The main change residents may notice would be the colour of the light.

Unless residents had existing LED lights in their street the colour of the light would change from yellow/orange to warm white.

Where the light falls, as LED lights were more directional, light patterns may change.

Compared to standard lights residents may notice minor changes to light levels and a full lighting survey would be held at the end of the project to identify over or under lit areas.

Adjustments would be made to optimise light levels.

Decorative street light fittings in some subdivisions and neighbourhood areas would be replaced with LED light fittings and the look of some street lights may change.

Glen Crowther of the Sustainable Business Network was pleased the council was taking advantage of the government's programme to replace old street lamps with LED lights.

"We see this work as part of the shift to a low carbon economy, which will eliminate the need for coal-fired electricity at peak times.

"Most importantly while some of us may miss the red-orange light from the old lamps the council is replacing them with warm LEDs that improve safety and reduce light pollution without the negative effects of blue LEDs.

"We commend the council on researching the options and choosing the best type of lighting for our local communities," he said.

The project is co-funded by the council and NZ Transport Agency.

NZTA are paying for 85 per cent of the project.

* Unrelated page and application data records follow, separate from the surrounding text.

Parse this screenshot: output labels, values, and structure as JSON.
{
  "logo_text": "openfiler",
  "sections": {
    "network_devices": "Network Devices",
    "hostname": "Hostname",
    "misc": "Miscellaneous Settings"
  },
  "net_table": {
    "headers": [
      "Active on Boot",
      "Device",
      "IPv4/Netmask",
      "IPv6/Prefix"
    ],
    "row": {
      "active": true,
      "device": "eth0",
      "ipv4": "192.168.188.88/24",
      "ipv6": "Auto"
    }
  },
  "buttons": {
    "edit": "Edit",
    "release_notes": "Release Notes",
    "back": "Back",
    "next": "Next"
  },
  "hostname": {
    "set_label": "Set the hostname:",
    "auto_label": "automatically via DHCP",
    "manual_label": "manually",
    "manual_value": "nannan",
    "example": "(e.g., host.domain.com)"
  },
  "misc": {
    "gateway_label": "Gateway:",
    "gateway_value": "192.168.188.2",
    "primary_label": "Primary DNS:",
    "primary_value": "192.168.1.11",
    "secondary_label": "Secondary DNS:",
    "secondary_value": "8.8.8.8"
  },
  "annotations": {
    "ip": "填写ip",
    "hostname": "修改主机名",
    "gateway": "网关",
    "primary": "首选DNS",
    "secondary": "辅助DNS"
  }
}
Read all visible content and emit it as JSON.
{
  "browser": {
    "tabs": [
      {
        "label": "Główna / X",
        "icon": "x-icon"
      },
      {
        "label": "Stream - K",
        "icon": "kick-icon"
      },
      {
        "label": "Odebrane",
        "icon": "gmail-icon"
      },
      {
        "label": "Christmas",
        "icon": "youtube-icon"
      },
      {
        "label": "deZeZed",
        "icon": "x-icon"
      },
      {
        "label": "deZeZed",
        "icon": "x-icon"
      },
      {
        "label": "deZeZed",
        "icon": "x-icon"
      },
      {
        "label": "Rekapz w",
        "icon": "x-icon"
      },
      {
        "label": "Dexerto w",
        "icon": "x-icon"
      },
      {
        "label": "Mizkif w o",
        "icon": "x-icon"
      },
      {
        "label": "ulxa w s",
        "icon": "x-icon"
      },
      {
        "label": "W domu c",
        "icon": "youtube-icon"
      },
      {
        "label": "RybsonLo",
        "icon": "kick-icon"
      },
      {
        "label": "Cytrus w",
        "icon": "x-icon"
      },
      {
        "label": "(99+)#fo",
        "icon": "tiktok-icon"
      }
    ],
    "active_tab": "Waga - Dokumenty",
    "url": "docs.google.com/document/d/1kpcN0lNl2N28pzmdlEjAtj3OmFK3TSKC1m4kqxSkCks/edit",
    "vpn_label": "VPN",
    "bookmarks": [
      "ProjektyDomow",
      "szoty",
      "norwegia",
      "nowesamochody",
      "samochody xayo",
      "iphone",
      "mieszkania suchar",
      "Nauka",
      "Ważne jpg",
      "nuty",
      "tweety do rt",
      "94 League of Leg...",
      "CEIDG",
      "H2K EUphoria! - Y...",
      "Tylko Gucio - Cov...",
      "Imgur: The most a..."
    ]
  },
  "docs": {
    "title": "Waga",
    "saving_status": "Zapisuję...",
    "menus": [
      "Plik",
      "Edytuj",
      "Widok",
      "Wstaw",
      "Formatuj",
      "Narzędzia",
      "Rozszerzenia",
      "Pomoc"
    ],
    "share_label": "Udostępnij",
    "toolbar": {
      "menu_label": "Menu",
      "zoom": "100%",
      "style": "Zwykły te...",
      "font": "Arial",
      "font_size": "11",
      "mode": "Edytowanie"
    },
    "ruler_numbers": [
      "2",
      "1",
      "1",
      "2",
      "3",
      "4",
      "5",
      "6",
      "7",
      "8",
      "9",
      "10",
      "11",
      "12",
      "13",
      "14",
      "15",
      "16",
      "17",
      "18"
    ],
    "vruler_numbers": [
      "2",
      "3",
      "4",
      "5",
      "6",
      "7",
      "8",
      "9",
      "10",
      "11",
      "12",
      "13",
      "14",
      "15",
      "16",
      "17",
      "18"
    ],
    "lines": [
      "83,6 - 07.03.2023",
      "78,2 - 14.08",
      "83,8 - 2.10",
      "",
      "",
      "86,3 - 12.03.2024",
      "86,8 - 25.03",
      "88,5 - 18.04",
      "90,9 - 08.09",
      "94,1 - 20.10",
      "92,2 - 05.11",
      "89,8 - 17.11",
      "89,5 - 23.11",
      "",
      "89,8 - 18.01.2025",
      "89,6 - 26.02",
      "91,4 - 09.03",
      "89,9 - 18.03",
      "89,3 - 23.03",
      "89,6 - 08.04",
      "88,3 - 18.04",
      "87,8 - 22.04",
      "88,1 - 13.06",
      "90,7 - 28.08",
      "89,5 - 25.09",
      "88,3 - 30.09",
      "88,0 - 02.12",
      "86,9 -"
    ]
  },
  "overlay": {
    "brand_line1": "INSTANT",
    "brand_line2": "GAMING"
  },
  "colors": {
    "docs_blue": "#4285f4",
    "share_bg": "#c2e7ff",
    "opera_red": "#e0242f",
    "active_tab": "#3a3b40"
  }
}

The project has an 11-year return on investment taking energy and maintenance into account.

To find out when work is expected in your area click here.